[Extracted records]
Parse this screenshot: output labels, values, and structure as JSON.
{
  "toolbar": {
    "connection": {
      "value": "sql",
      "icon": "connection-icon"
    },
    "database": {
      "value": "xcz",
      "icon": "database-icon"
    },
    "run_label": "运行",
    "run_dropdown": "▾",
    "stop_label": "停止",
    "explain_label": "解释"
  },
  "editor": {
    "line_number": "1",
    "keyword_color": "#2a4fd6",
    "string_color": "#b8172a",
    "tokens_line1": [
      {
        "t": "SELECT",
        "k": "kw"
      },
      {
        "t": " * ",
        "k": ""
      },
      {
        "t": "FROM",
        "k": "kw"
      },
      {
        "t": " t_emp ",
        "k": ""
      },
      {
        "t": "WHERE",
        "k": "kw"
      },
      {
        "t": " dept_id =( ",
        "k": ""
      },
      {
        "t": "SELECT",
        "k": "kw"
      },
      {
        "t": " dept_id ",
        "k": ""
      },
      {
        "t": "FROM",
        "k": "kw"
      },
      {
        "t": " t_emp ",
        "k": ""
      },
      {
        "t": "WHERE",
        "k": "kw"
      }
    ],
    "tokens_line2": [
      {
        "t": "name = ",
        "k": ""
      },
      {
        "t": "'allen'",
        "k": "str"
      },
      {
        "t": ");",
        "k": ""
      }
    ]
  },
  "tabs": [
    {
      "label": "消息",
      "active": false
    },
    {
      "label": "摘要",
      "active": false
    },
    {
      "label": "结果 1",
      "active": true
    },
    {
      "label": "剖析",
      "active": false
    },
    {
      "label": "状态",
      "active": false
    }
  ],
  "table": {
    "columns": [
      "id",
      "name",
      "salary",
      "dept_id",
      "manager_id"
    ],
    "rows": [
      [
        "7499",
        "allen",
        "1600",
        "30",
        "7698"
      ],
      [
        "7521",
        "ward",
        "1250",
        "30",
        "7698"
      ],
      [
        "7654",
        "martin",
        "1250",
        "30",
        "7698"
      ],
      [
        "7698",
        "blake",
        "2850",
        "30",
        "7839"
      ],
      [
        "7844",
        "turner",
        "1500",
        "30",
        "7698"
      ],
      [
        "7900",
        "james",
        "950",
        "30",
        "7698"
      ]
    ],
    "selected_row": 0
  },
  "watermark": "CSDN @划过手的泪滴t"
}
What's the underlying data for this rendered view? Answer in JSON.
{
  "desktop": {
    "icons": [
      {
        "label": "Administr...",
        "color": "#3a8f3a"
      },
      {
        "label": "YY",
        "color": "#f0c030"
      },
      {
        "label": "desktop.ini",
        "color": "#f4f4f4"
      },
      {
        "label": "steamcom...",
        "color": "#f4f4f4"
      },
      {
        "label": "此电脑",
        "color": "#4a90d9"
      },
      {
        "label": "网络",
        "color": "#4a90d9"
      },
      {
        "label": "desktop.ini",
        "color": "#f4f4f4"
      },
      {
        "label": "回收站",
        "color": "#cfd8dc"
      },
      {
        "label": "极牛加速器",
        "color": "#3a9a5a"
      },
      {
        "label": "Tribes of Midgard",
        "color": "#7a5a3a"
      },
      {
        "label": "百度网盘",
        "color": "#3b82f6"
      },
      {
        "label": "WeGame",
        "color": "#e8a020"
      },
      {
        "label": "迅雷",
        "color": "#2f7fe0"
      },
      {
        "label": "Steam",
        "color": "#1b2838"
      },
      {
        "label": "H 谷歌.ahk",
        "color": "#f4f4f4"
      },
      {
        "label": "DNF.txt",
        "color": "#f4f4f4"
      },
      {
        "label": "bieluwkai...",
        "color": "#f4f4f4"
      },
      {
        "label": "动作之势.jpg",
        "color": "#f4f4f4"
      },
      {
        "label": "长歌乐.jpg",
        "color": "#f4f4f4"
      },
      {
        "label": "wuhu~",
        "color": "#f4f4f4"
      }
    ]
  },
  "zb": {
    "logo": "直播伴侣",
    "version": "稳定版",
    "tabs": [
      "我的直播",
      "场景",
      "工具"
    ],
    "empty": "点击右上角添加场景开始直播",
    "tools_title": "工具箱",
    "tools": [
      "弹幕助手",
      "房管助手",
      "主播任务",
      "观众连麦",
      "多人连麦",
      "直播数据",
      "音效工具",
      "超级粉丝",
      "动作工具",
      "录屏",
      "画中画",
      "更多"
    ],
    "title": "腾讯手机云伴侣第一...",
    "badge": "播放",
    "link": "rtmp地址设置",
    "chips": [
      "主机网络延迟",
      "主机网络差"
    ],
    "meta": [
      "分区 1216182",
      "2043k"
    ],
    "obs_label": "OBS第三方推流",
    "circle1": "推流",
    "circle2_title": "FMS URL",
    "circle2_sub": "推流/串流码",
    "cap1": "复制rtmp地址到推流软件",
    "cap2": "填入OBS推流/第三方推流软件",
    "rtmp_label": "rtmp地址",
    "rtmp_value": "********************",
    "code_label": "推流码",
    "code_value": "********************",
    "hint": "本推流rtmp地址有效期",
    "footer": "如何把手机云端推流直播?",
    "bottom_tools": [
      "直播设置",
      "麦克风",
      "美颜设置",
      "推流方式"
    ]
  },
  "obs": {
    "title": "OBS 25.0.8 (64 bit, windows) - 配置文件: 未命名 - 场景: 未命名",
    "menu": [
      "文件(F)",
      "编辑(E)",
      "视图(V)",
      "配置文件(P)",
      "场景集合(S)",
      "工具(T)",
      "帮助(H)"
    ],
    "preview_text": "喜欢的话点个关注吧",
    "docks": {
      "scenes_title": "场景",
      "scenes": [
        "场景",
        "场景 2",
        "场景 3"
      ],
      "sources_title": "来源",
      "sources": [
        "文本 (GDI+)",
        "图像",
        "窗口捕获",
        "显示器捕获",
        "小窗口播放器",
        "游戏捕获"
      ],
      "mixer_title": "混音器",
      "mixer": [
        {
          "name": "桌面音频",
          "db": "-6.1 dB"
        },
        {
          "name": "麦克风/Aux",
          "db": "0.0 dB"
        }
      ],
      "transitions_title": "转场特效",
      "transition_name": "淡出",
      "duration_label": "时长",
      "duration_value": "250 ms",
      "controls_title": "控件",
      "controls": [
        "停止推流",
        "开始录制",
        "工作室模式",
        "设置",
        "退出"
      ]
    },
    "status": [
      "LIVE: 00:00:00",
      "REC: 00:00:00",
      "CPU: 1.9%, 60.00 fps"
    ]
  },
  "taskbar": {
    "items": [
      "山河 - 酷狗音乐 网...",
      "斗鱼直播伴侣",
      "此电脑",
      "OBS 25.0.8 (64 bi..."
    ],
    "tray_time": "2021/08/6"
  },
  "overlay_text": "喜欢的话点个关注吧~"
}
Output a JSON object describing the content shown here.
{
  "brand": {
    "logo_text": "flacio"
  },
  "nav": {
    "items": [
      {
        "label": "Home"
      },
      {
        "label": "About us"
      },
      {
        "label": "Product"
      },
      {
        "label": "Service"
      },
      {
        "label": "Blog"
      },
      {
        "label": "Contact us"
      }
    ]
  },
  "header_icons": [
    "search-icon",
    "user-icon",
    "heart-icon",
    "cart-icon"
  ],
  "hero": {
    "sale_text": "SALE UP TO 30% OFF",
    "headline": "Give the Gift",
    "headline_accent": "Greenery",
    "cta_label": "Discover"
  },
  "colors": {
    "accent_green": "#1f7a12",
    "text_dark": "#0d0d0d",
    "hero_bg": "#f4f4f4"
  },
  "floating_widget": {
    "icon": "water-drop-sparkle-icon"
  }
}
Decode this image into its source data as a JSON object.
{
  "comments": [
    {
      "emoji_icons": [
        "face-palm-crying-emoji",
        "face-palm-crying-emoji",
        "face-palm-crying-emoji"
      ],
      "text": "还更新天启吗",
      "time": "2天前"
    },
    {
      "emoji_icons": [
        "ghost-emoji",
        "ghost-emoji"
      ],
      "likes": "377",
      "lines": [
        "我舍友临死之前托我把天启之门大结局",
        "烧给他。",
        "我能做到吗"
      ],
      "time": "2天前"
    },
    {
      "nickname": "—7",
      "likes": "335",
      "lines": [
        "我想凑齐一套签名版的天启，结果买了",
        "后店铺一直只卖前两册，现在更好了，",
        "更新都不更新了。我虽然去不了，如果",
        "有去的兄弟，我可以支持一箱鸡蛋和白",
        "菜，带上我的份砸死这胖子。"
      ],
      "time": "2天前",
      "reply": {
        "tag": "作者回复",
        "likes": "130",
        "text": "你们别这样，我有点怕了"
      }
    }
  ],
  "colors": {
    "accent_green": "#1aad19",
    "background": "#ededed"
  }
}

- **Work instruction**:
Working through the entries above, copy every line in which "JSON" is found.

- **Written solution**:
Parse this screenshot: output labels, values, and structure as JSON.
What's the underlying data for this rendered view? Answer in JSON.
Output a JSON object describing the content shown here.
Decode this image into its source data as a JSON object.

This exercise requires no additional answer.